Throwing the ball around the field had the desired effect of firing the Mountaineers up. If running back Chase Cline and a super-sized offensive line have their say, the program Russell began building two years ago could easily become a playoff team this season.
“I’m really excited,” Russell said. “The optimism is real high, and we’ve got a lot of seniors.”
Gregory is especially significant to the seniors at William Blount. Two years ago, hired after Wilhite was not retained and Meadows left, he was the third coach for the Class of 2010 in six months.
A state championship head coach from Mississippi who’d moved to Tennessee after Hurricane Katrina, Gregory joined Meadows’ staff as a defensive coordinator in the spring of 2009. The timing of Meadows’ exit couldn’t have been worse for finding a new coach. If Gregory had declined the offer, the Governors would have been well into June before a new coach was onboard.
He could not simply turn and walk away, Gregory said.
“I guess it goes back to how I was raised,” he said. “My daddy (Jack Gregory) was a Baptist minister, and he had been offered some prestigious churches throughout his career, but he never took them. He always wanted to build a church.”
Three coaches in six months led to a lot of confusion that first season, Gregory said. Instilling his approach was the first thing to be done.
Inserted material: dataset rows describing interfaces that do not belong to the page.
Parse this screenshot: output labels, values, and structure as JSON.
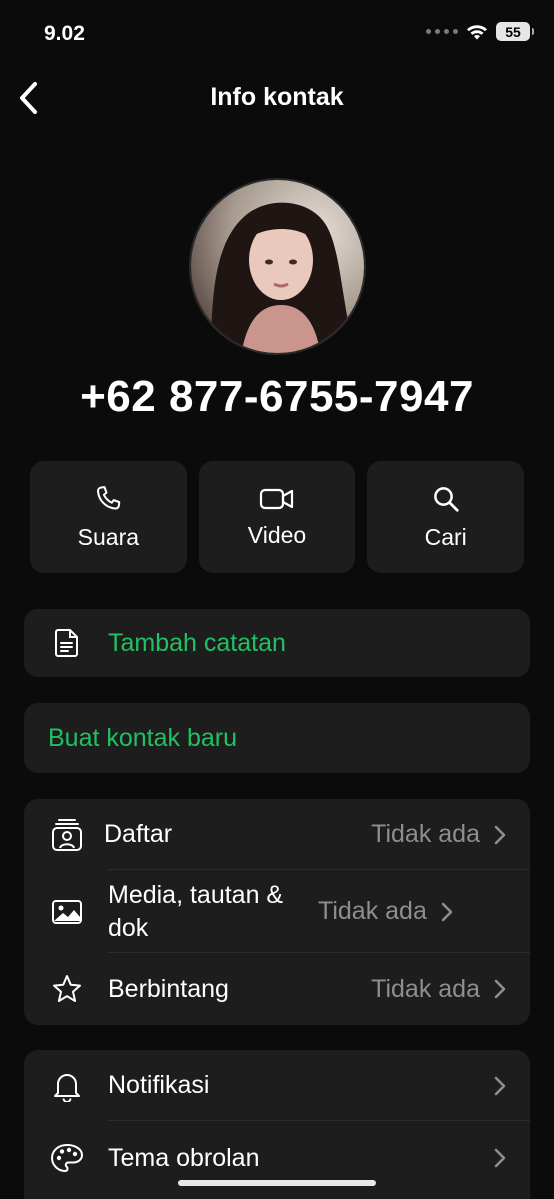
{
  "status_bar": {
    "time": "9.02",
    "battery": "55"
  },
  "nav": {
    "title": "Info kontak"
  },
  "contact": {
    "phone": "+62 877-6755-7947"
  },
  "actions": [
    {
      "label": "Suara",
      "icon": "phone-icon"
    },
    {
      "label": "Video",
      "icon": "video-icon"
    },
    {
      "label": "Cari",
      "icon": "search-icon"
    }
  ],
  "add_note": {
    "label": "Tambah catatan",
    "icon": "note-icon"
  },
  "new_contact": {
    "label": "Buat kontak baru"
  },
  "info_list": [
    {
      "label": "Daftar",
      "value": "Tidak ada",
      "icon": "list-contact-icon"
    },
    {
      "label": "Media, tautan & dok",
      "value": "Tidak ada",
      "icon": "image-icon"
    },
    {
      "label": "Berbintang",
      "value": "Tidak ada",
      "icon": "star-icon"
    }
  ],
  "settings_list": [
    {
      "label": "Notifikasi",
      "icon": "bell-icon"
    },
    {
      "label": "Tema obrolan",
      "icon": "palette-icon"
    }
  ],
  "colors": {
    "accent": "#21c063",
    "background": "#0b0b0b",
    "card": "#1d1d1d",
    "muted": "#8e8e8e"
  }
}
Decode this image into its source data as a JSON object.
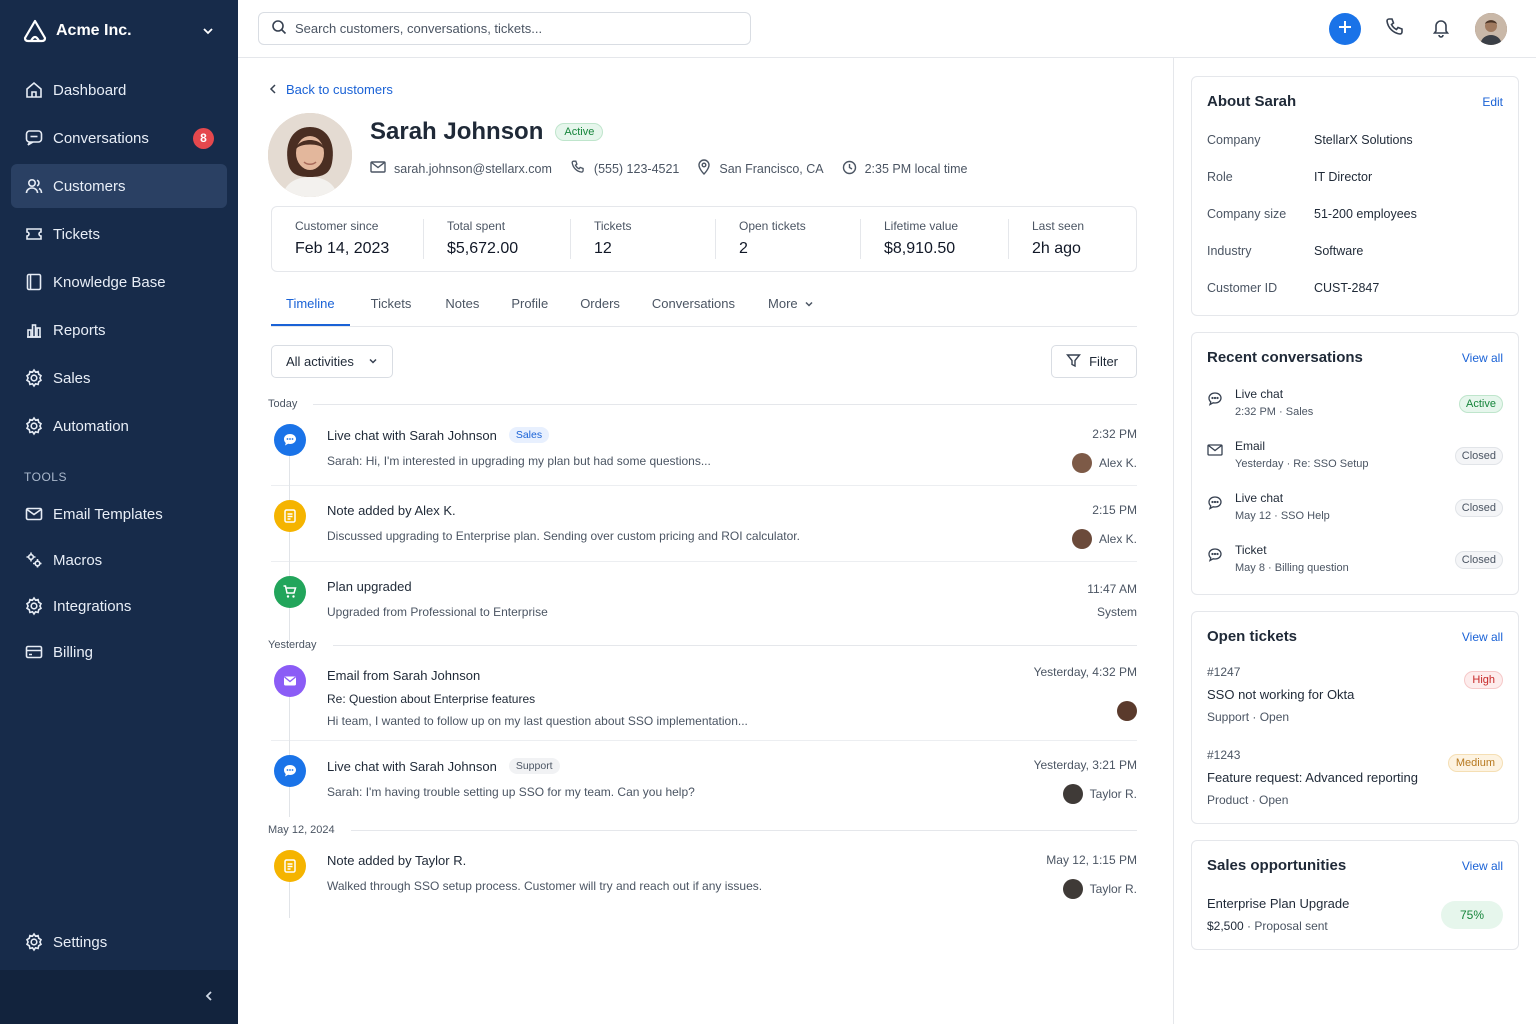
{
  "sidebar": {
    "brand": "Acme Inc.",
    "nav": [
      {
        "label": "Dashboard",
        "icon": "home-icon"
      },
      {
        "label": "Conversations",
        "icon": "chat-icon",
        "badge": "8"
      },
      {
        "label": "Customers",
        "icon": "users-icon",
        "active": true
      },
      {
        "label": "Tickets",
        "icon": "ticket-icon"
      },
      {
        "label": "Knowledge Base",
        "icon": "book-icon"
      },
      {
        "label": "Reports",
        "icon": "bar-chart-icon"
      },
      {
        "label": "Sales",
        "icon": "gear-icon"
      },
      {
        "label": "Automation",
        "icon": "gear-icon"
      }
    ],
    "tools_label": "TOOLS",
    "tools": [
      {
        "label": "Email Templates",
        "icon": "mail-icon"
      },
      {
        "label": "Macros",
        "icon": "macros-icon"
      },
      {
        "label": "Integrations",
        "icon": "gear-icon"
      },
      {
        "label": "Billing",
        "icon": "card-icon"
      }
    ],
    "settings": "Settings"
  },
  "topbar": {
    "search_placeholder": "Search customers, conversations, tickets..."
  },
  "customer": {
    "back": "Back to customers",
    "name": "Sarah Johnson",
    "status": "Active",
    "email": "sarah.johnson@stellarx.com",
    "phone": "(555) 123-4521",
    "location": "San Francisco, CA",
    "local_time": "2:35 PM local time"
  },
  "stats": [
    {
      "label": "Customer since",
      "value": "Feb 14, 2023"
    },
    {
      "label": "Total spent",
      "value": "$5,672.00"
    },
    {
      "label": "Tickets",
      "value": "12"
    },
    {
      "label": "Open tickets",
      "value": "2"
    },
    {
      "label": "Lifetime value",
      "value": "$8,910.50"
    },
    {
      "label": "Last seen",
      "value": "2h ago"
    }
  ],
  "tabs": [
    "Timeline",
    "Tickets",
    "Notes",
    "Profile",
    "Orders",
    "Conversations",
    "More"
  ],
  "filters": {
    "activity": "All activities",
    "filter": "Filter"
  },
  "timeline": {
    "today": "Today",
    "yesterday": "Yesterday",
    "may12": "May 12, 2024",
    "e1": {
      "title": "Live chat with Sarah Johnson",
      "tag": "Sales",
      "text": "Sarah: Hi, I'm interested in upgrading my plan but had some questions...",
      "time": "2:32 PM",
      "who": "Alex K."
    },
    "e2": {
      "title": "Note added by Alex K.",
      "text": "Discussed upgrading to Enterprise plan. Sending over custom pricing and ROI calculator.",
      "time": "2:15 PM",
      "who": "Alex K."
    },
    "e3": {
      "title": "Plan upgraded",
      "text": "Upgraded from Professional to Enterprise",
      "time": "11:47 AM",
      "who": "System"
    },
    "e4": {
      "title": "Email from Sarah Johnson",
      "subject": "Re: Question about Enterprise features",
      "text": "Hi team, I wanted to follow up on my last question about SSO implementation...",
      "time": "Yesterday, 4:32 PM"
    },
    "e5": {
      "title": "Live chat with Sarah Johnson",
      "tag": "Support",
      "text": "Sarah: I'm having trouble setting up SSO for my team. Can you help?",
      "time": "Yesterday, 3:21 PM",
      "who": "Taylor R."
    },
    "e6": {
      "title": "Note added by Taylor R.",
      "text": "Walked through SSO setup process. Customer will try and reach out if any issues.",
      "time": "May 12, 1:15 PM",
      "who": "Taylor R."
    }
  },
  "about": {
    "title": "About Sarah",
    "edit": "Edit",
    "rows": [
      {
        "k": "Company",
        "v": "StellarX Solutions"
      },
      {
        "k": "Role",
        "v": "IT Director"
      },
      {
        "k": "Company size",
        "v": "51-200 employees"
      },
      {
        "k": "Industry",
        "v": "Software"
      },
      {
        "k": "Customer ID",
        "v": "CUST-2847"
      }
    ]
  },
  "recent": {
    "title": "Recent conversations",
    "view_all": "View all",
    "items": [
      {
        "t1": "Live chat",
        "t2": "2:32 PM · Sales",
        "status": "Active"
      },
      {
        "t1": "Email",
        "t2": "Yesterday · Re: SSO Setup",
        "status": "Closed"
      },
      {
        "t1": "Live chat",
        "t2": "May 12 · SSO Help",
        "status": "Closed"
      },
      {
        "t1": "Ticket",
        "t2": "May 8 · Billing question",
        "status": "Closed"
      }
    ]
  },
  "open_tickets": {
    "title": "Open tickets",
    "view_all": "View all",
    "items": [
      {
        "id": "#1247",
        "title": "SSO not working for Okta",
        "meta": "Support · Open",
        "priority": "High"
      },
      {
        "id": "#1243",
        "title": "Feature request: Advanced reporting",
        "meta": "Product · Open",
        "priority": "Medium"
      }
    ]
  },
  "sales": {
    "title": "Sales opportunities",
    "view_all": "View all",
    "name": "Enterprise Plan Upgrade",
    "amount": "$2,500",
    "stage": "Proposal sent",
    "percent": "75%"
  },
  "colors": {
    "sidebar": "#172b4a",
    "accent": "#1a73e8",
    "chat": "#1a73e8",
    "note": "#f5b400",
    "plan": "#22a55b",
    "email": "#8b5cf6"
  }
}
“It was a big transition year,” he said. “It’s hard when you’ve got a group of teenagers who had done things a certain way, and someone new comes in and changes things up.”
The Governors played to a 3-7 finish that first year, but there were a lot of close calls. William Blount gave Catholic a rousing run for its money before the Irish surged to win late. Bearden was thrown a scare in a 24-10 escape. West was the deepest cut of all: 28-26 Rebels.
Who knows where William Blount would be if players like 2010 seniors Robbie Irwin, Randall Davis, Jonathan Ridout, Josh Burton and Zach Thomason hadn’t held the Governors together. Jesse Crisp, Dalton Wheeler, Chris and Coty Willocks got William Blount a little closer a year ago. This year’s senior class, the first to have the same coach for three years in a long time, could be the one that returns the Governors to the playoffs.
“All the seniors,” Gregory said, “whether they’re playing a lot or not playing at all. There’s not a bad apple in that senior class.”
Pretty good coach, too.